The Sheriff’s Department has long faced allegations about secretive deputy groups running amok in certain stations and jails, controlling command staff and promoting a culture of violence. A Loyola Marymount University report released in 2021 identified 18 such groups that have existed over the last five decades, including the Executioners and the Banditos.

Members of the former are alleged to sport tattoos of a skull with Nazi imagery and an AK-47, while members of the latter are allegedly known for their matching tattoos of a skeleton outfitted with a sombrero, bandoleer and pistol.

After years of investigations, studies and lawsuits, on May 12 Huntsman’s office sent letters to 35 deputies suspected of being members of either the Executioners, an alleged deputy gang that operates out of the Compton station, or the Banditos, which operates out of the East L.A. station.

The names of the deputies who received the letters have not been released to the public, but Huntsman previously told The Times they were a subset of the 41 deputies his office identified as suspected gang members last year.

Deputies levied a veiled threat against Inspector General Max Huntsman on a defaced poster in a sheriff’s station. Nothing happened.

May 19, 2023

In his May 12 letters, Huntsman ordered deputies to show him their tattoos, give up the names of any other deputies sporting similar ink and submit to questions about whether they’d ever been invited to join a group related to their tattoos. The aim, he said, was to develop a list of everyone in the Sheriff’s Department who belongs to a deputy gang.

It wasn’t immediately clear what the consequences would be for any deputies who received letters and refused to cooperate. Then on Thursday, Luna sent a department-wide email directing his staff to comply with the inspector general’s request.


“Please be advised that all Department personnel who received such a request are hereby ordered to appear and cooperate in such interviews,” the sheriff wrote. “All statements made by Department personnel shall be full, complete, and truthful statements.”

Any employees who obstruct or delay an investigation, the email said, could be disciplined or fired under current county policies.

But the unions took issue with that.

“By unilaterally implementing a system where the OIG can ‘direct’ employees ‘to participate in an interview’ about a matter that could result in discipline, criminal prosecution, or loss of law enforcement certification, with the deputy required to do so as ‘a job function,’ the county has unilaterally changed negotiable working conditions without first negotiating,” union lawyers wrote in Friday’s letter.

The suit alleges several deputies were repeatedly pressured to quit or leave. Some said they were assaulted by alleged members of the Banditos gang.

May 4, 2023
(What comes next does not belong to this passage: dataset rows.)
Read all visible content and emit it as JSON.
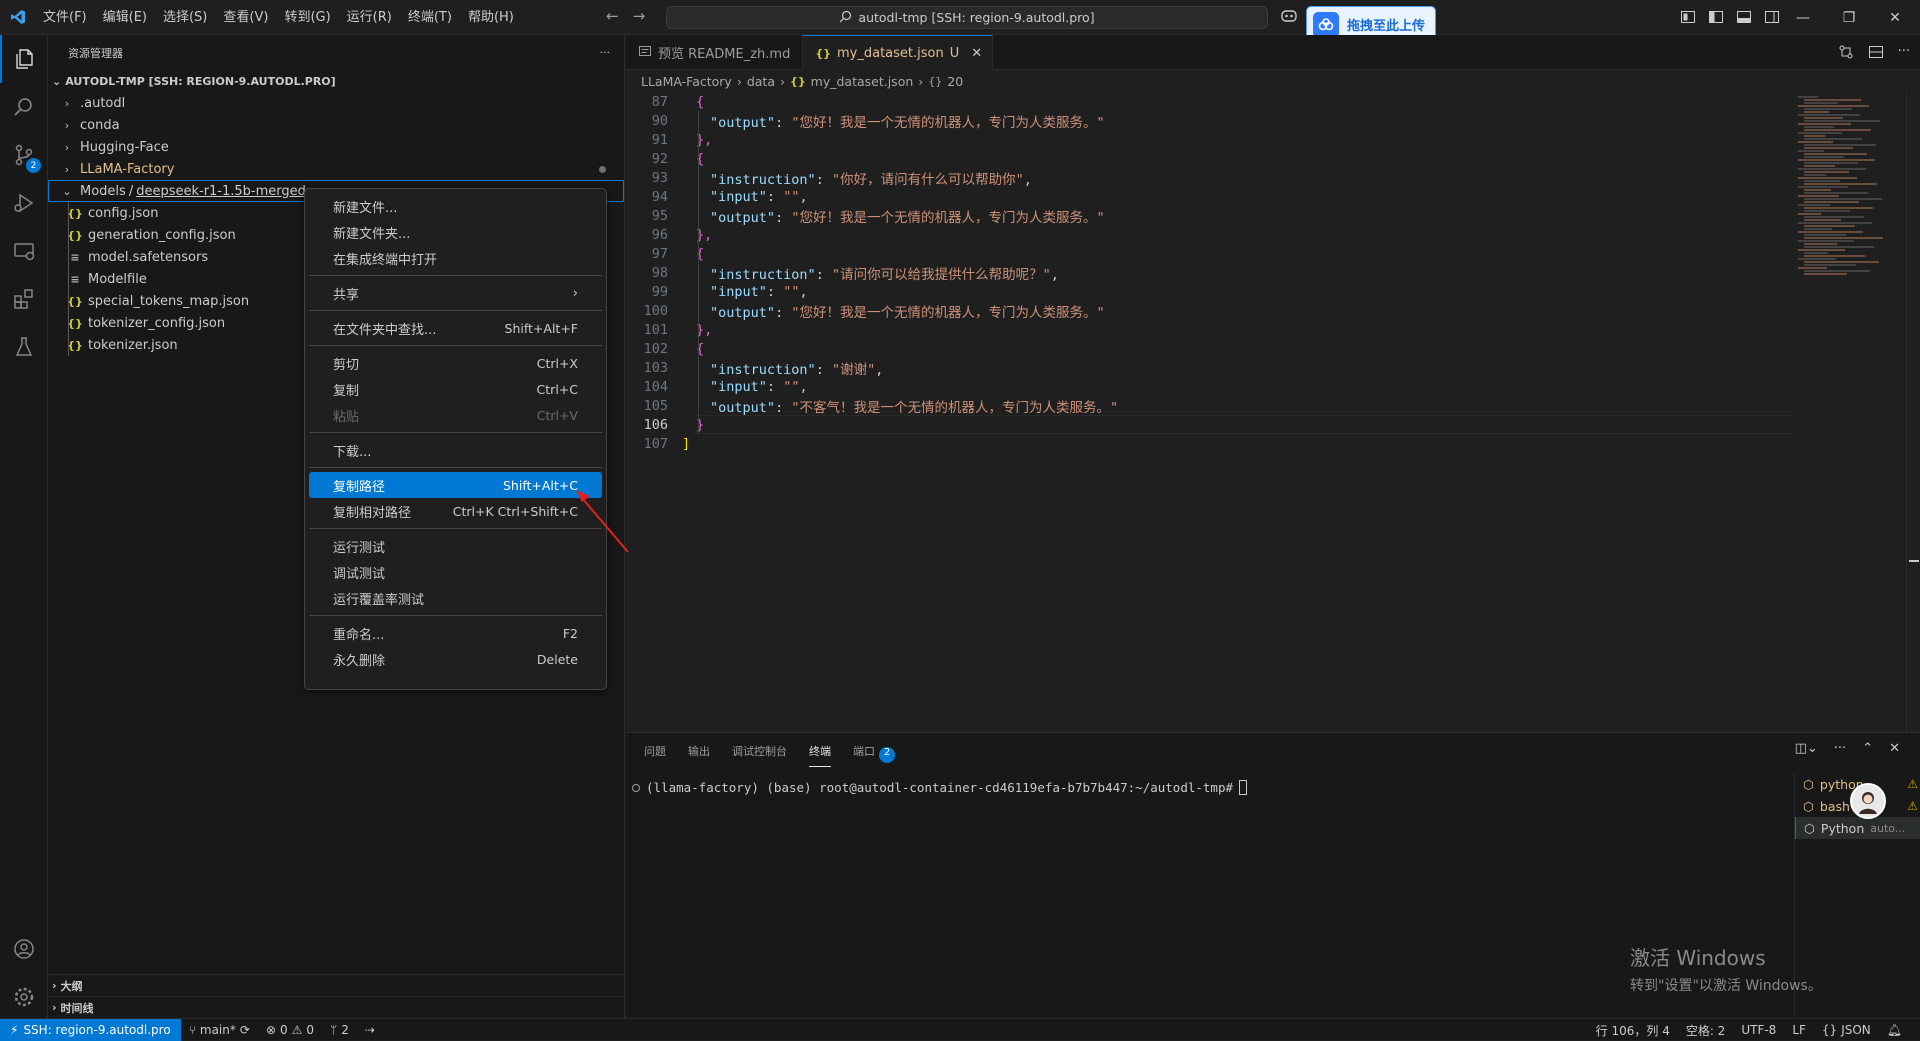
{
  "titlebar": {
    "menus": [
      "文件(F)",
      "编辑(E)",
      "选择(S)",
      "查看(V)",
      "转到(G)",
      "运行(R)",
      "终端(T)",
      "帮助(H)"
    ],
    "command_center": "autodl-tmp [SSH: region-9.autodl.pro]",
    "upload_button": "拖拽至此上传"
  },
  "sidebar": {
    "title": "资源管理器",
    "root": "AUTODL-TMP [SSH: REGION-9.AUTODL.PRO]",
    "folders": [
      ".autodl",
      "conda",
      "Hugging-Face",
      "LLaMA-Factory"
    ],
    "selected_folder": "Models",
    "selected_sep": "/",
    "selected_sub": "deepseek-r1-1.5b-merged",
    "files": [
      {
        "name": "config.json",
        "icon": "json-icon"
      },
      {
        "name": "generation_config.json",
        "icon": "json-icon"
      },
      {
        "name": "model.safetensors",
        "icon": "lines-icon"
      },
      {
        "name": "Modelfile",
        "icon": "lines-icon"
      },
      {
        "name": "special_tokens_map.json",
        "icon": "json-icon"
      },
      {
        "name": "tokenizer_config.json",
        "icon": "json-icon"
      },
      {
        "name": "tokenizer.json",
        "icon": "json-icon"
      }
    ],
    "outline": "大纲",
    "timeline": "时间线"
  },
  "context_menu": {
    "new_file": "新建文件...",
    "new_folder": "新建文件夹...",
    "open_terminal": "在集成终端中打开",
    "share": "共享",
    "find_in_folder": "在文件夹中查找...",
    "find_in_folder_sc": "Shift+Alt+F",
    "cut": "剪切",
    "cut_sc": "Ctrl+X",
    "copy": "复制",
    "copy_sc": "Ctrl+C",
    "paste": "粘贴",
    "paste_sc": "Ctrl+V",
    "download": "下载...",
    "copy_path": "复制路径",
    "copy_path_sc": "Shift+Alt+C",
    "copy_rel_path": "复制相对路径",
    "copy_rel_path_sc": "Ctrl+K Ctrl+Shift+C",
    "run_tests": "运行测试",
    "debug_tests": "调试测试",
    "run_coverage": "运行覆盖率测试",
    "rename": "重命名...",
    "rename_sc": "F2",
    "delete": "永久删除",
    "delete_sc": "Delete"
  },
  "editor": {
    "tabs": [
      {
        "label": "预览 README_zh.md"
      },
      {
        "label": "my_dataset.json",
        "status": "U"
      }
    ],
    "breadcrumb": [
      "LLaMA-Factory",
      "data",
      "my_dataset.json",
      "20"
    ],
    "lines": [
      {
        "n": "87",
        "t": "{"
      },
      {
        "n": "90",
        "key": "output",
        "val": "您好！我是一个无情的机器人，专门为人类服务。"
      },
      {
        "n": "91",
        "t": "},"
      },
      {
        "n": "92",
        "t": "{"
      },
      {
        "n": "93",
        "key": "instruction",
        "val": "你好，请问有什么可以帮助你",
        "comma": true
      },
      {
        "n": "94",
        "key": "input",
        "val": "",
        "comma": true
      },
      {
        "n": "95",
        "key": "output",
        "val": "您好！我是一个无情的机器人，专门为人类服务。"
      },
      {
        "n": "96",
        "t": "},"
      },
      {
        "n": "97",
        "t": "{"
      },
      {
        "n": "98",
        "key": "instruction",
        "val": "请问你可以给我提供什么帮助呢？",
        "comma": true
      },
      {
        "n": "99",
        "key": "input",
        "val": "",
        "comma": true
      },
      {
        "n": "100",
        "key": "output",
        "val": "您好！我是一个无情的机器人，专门为人类服务。"
      },
      {
        "n": "101",
        "t": "},"
      },
      {
        "n": "102",
        "t": "{"
      },
      {
        "n": "103",
        "key": "instruction",
        "val": "谢谢",
        "comma": true
      },
      {
        "n": "104",
        "key": "input",
        "val": "",
        "comma": true
      },
      {
        "n": "105",
        "key": "output",
        "val": "不客气！我是一个无情的机器人，专门为人类服务。"
      },
      {
        "n": "106",
        "t": "}",
        "current": true
      },
      {
        "n": "107",
        "t": "]",
        "outer": true
      }
    ]
  },
  "panel": {
    "tabs": [
      "问题",
      "输出",
      "调试控制台",
      "终端",
      "端口"
    ],
    "active_tab": "终端",
    "ports_count": "2",
    "terminal_line": "(llama-factory) (base) root@autodl-container-cd46119efa-b7b7b447:~/autodl-tmp#",
    "terminals": [
      {
        "name": "python...",
        "warn": true
      },
      {
        "name": "bash",
        "warn": true
      },
      {
        "name": "Python",
        "extra": "auto..."
      }
    ]
  },
  "watermark": {
    "line1": "激活 Windows",
    "line2": "转到\"设置\"以激活 Windows。"
  },
  "statusbar": {
    "remote": "SSH: region-9.autodl.pro",
    "branch": "main*",
    "errors": "0",
    "warnings": "0",
    "ports": "2",
    "position": "行 106，列 4",
    "spaces": "空格: 2",
    "encoding": "UTF-8",
    "eol": "LF",
    "language": "JSON"
  },
  "badges": {
    "source_control": "2"
  },
  "colors": {
    "accent": "#0078d4",
    "json_key": "#9cdcfe",
    "json_string": "#ce9178",
    "modified": "#e2c08d"
  }
}
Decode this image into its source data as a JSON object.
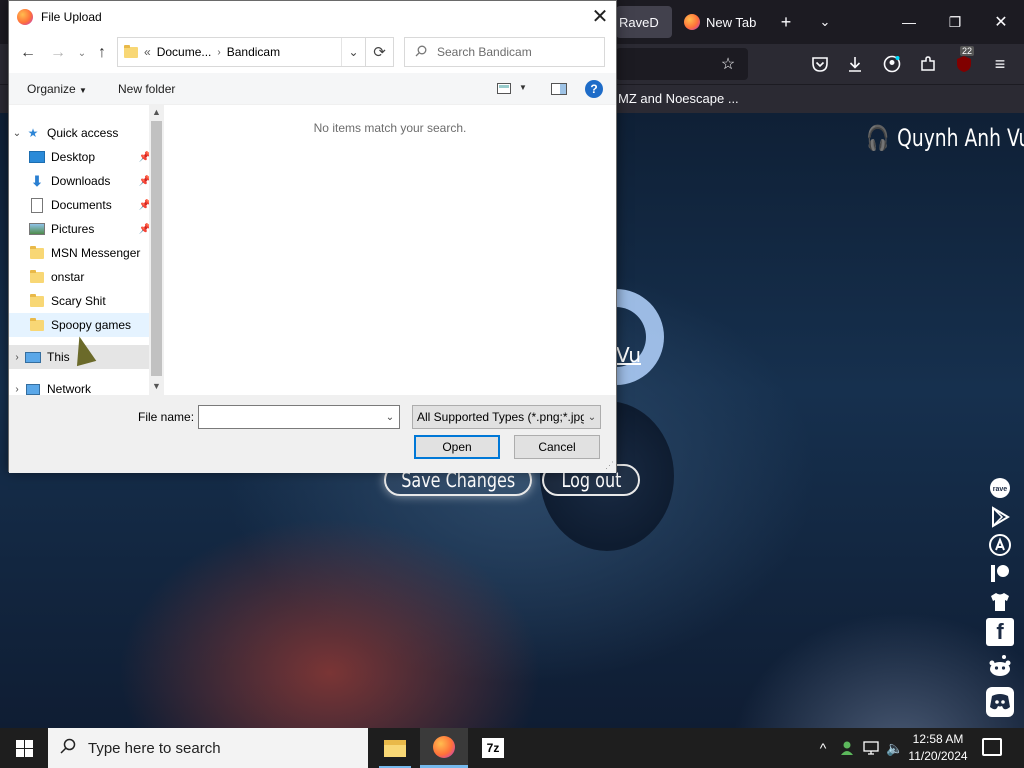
{
  "browser": {
    "tab_partial_label": "RaveD",
    "tab_newtab_label": "New Tab",
    "bookmark_label": "MZ and Noescape ...",
    "extension_badge": "22"
  },
  "page": {
    "username": "Quynh Anh Vu",
    "username_partial": "Vu",
    "save_button": "Save Changes",
    "logout_button": "Log out",
    "social_icons": [
      "rave-icon",
      "google-play-icon",
      "app-store-icon",
      "patreon-icon",
      "merch-shirt-icon",
      "facebook-icon",
      "reddit-icon",
      "discord-icon"
    ]
  },
  "dialog": {
    "title": "File Upload",
    "breadcrumb": [
      "Docume...",
      "Bandicam"
    ],
    "breadcrumb_prefix": "«",
    "search_placeholder": "Search Bandicam",
    "organize_label": "Organize",
    "new_folder_label": "New folder",
    "empty_message": "No items match your search.",
    "tree": [
      {
        "label": "Quick access",
        "icon": "star-icon",
        "pinned": false
      },
      {
        "label": "Desktop",
        "icon": "desktop-icon",
        "pinned": true
      },
      {
        "label": "Downloads",
        "icon": "download-icon",
        "pinned": true
      },
      {
        "label": "Documents",
        "icon": "document-icon",
        "pinned": true
      },
      {
        "label": "Pictures",
        "icon": "pictures-icon",
        "pinned": true
      },
      {
        "label": "MSN Messenger",
        "icon": "folder-icon",
        "pinned": false
      },
      {
        "label": "onstar",
        "icon": "folder-icon",
        "pinned": false
      },
      {
        "label": "Scary Shit",
        "icon": "folder-icon",
        "pinned": false
      },
      {
        "label": "Spoopy games",
        "icon": "folder-icon",
        "pinned": false
      },
      {
        "label": "This",
        "icon": "computer-icon",
        "pinned": false
      },
      {
        "label": "Network",
        "icon": "network-icon",
        "pinned": false
      }
    ],
    "file_name_label": "File name:",
    "file_name_value": "",
    "file_type_value": "All Supported Types (*.png;*.jpg",
    "open_button": "Open",
    "cancel_button": "Cancel"
  },
  "taskbar": {
    "search_placeholder": "Type here to search",
    "time": "12:58 AM",
    "date": "11/20/2024",
    "sevenzip_label": "7z"
  }
}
They also flagged another issue: Ever since the county passed a new oversight measure in 2020, the unions and the county have gone back and forth over whether deputies need to respond to subpoenas from oversight officials. According to the letter, late last year the county’s Employee Relations Commission said they did not — at least not until the two sides had finished trying to come to an agreement about how to handle the issue.

“The OIG has made the deliberate decision to not subpoena any of the recipients of the OIG letter but to instead ‘direct’ recipients to ‘appear and answer” questions, the unions wrote last week. “The decision to do so is an attempt to evade this commission’s decision and order directing the county to not issue subpoenas to ALADS and PPOA members pending the completion of the negotiations process.”

To remedy the situation, the unions asked the county commission to rescind the inspector general’s letter.


Though the lawsuit relied on different arguments, it arrived at a similar request, asking for injunctive relief to “prevent the imminent violation” of deputies’ rights.